    That figures. A family who has every right to decry the lack of mental health resources to assist them in controlling their very ill son is the one who apologizes. A chilling sign-of-the-times is how many other families, whose sons are instead well able to control their criminal impulses yet choose not to and so end up dead via police shooting, lash out at our underpaid, highly stressed police force(s). What a bittersweet thing to consider: that only the meager support provided their son by this family may have very well prevented a far more horrible outcome, as he may have otherwise descended to a more well-planned--and deadly--path.

  • red.diehard Central, UT
    April 12, 2019 7:52 a.m.

    @eastcoastcoug

    There is no need for you to worry about us out here, focus on Connecticut (the state that produces more firearms per capita than any other).

  • FT salt lake city, UT
    April 12, 2019 7:15 a.m.

    No where in the story does it say how the individual who is suffering from
    Mental illness got fire arms. As a society we need to look at these issues and have the courage to take steps from making it difficult if not impossible from people like this getting access to guns.

  • Hemlock Salt Lake City, UT
    April 12, 2019 6:24 a.m.

    This tragic event highlights the difficulty mental health professionals have in identifying those at high risk of injuring themselves or others. Deciding between involuntary commitment and personal liberty is still uncertain territory. Society tends to err on the side of individual freedom and we pay a price.

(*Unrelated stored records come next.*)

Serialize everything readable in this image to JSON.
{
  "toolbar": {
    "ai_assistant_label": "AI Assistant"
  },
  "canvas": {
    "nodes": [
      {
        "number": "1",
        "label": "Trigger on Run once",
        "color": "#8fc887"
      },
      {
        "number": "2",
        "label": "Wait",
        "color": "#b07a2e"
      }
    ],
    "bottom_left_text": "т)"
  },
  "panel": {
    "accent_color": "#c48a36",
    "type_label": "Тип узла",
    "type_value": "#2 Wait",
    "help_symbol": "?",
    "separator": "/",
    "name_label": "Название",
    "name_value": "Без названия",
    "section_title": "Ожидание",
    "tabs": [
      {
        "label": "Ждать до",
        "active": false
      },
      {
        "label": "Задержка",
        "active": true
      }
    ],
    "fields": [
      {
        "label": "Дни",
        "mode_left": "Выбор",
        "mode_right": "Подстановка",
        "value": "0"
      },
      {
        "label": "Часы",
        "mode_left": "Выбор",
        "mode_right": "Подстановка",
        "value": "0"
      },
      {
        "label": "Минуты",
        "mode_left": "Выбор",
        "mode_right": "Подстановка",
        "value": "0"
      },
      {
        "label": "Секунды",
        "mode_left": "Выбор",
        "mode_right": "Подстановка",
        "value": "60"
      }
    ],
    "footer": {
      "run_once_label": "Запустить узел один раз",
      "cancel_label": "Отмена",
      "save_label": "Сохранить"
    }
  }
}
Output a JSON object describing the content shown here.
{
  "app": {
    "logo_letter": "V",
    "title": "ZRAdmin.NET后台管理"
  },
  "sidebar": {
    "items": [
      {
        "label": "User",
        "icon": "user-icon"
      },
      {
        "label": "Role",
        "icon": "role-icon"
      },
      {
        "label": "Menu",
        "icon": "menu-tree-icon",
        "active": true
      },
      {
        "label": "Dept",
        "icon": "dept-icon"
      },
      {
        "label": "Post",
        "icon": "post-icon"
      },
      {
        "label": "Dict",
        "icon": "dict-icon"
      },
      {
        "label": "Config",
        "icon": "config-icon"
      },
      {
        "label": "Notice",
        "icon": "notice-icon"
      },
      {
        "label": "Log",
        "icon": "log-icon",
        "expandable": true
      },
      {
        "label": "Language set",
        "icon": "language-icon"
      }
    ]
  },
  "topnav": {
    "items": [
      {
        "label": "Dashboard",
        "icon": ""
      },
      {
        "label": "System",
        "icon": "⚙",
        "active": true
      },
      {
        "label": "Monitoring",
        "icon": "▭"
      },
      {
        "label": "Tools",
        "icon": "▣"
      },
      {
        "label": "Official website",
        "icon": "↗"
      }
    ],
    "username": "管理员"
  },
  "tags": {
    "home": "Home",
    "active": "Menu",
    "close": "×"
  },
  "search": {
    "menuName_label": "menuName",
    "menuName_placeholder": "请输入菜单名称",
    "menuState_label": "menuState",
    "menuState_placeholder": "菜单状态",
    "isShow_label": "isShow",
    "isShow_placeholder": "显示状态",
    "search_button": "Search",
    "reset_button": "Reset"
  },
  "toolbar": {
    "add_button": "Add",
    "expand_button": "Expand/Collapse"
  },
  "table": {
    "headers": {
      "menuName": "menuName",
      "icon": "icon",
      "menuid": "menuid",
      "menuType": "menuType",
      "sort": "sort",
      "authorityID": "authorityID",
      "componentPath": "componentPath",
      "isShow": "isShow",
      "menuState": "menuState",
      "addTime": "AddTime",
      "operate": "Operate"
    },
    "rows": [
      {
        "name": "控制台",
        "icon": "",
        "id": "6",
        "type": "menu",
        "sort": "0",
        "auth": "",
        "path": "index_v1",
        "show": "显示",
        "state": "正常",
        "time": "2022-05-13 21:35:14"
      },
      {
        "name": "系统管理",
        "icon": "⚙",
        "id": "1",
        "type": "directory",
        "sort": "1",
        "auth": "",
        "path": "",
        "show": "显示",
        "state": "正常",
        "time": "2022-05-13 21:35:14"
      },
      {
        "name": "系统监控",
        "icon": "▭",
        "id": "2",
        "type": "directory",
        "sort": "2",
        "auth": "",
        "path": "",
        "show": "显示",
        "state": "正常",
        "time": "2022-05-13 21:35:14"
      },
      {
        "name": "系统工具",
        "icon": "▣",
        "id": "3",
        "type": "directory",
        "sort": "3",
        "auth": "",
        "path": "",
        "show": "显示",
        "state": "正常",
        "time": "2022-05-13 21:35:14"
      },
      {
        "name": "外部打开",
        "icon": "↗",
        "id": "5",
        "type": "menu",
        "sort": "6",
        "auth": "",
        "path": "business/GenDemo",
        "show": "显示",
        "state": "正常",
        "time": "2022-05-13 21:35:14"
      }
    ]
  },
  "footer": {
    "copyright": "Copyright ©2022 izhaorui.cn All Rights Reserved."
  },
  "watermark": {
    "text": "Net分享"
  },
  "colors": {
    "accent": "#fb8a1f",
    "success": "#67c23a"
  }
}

  • Scott1 Salt Lake City, UT
    April 12, 2019 12:55 a.m.

    My utmost respect to this family. What a refreshing response by them. So much better than those looking to take zero responsibility, nitpick the police, and hire an attorney.

  • busy ant West Jordan, UT
    April 12, 2019 12:43 a.m.

    Getting professional help for mental illness is a good idea. It can be expensive and not always within the reach of the family.
    While police do not have expertise in handling mental illness, they do have skill sets to help when folks shoot up the town. Don't do that.
    I do feel badly for the family and wish them peace.

  • eastcoastcoug Danbury, CT
    April 11, 2019 11:20 p.m.

    In addition to this apology, I'd like to know how had had access to an AR-15 given his mental health, and why in the world the Utah Legislature hasn't acted before to keep these unnecessary weapons out of the hands of the mentally ill.

  • Seek to understand Sandy, UT
    April 11, 2019 10:22 p.m.

    Families need to be able to get mental health help for their loved ones in a crisis more easily. When you have an adult child that exhibits paranoia or delusions, there needs to be a way to have them committed for a period of time until they have had a full evaluation and treatment for long enough to stabilize (which can be weeks to months) and not involve law enforcement. The communities would be safer if there were better ways to get help in a crisis situation rather than calling the police - this isn't really their area of expertise.

  • Nan BW ELder, CO
    April 11, 2019 10:10 p.m.

    I too admire the courageous act of apology. The family is mourning a terrible loss, yet expressing a desire to explain the circumstances for better understanding. I hope they know they are in many prayers. I hope there will also be efforts to help them through this tragedy.

    I once worked in the behavioral science field, and I think the need for better care for the mentally ill is desperately needed. I think we would also have better overall health, physically, emotionally, mentally and spiritually if we ate more nutritious food, worked on family stability and made greater effort to support each other at home and in our communities, to name a few of our needs. I hope I will remember in the morning to let my family, in many places, know how much each members means to me. Our modern tech should help us do this every day.

  • Trigger529 Salt Lake City, UT
    April 11, 2019 9:31 p.m.

    I admire the courage and bravery of this mother and family in making this statement and pray for their comfort and well being at this very trying time.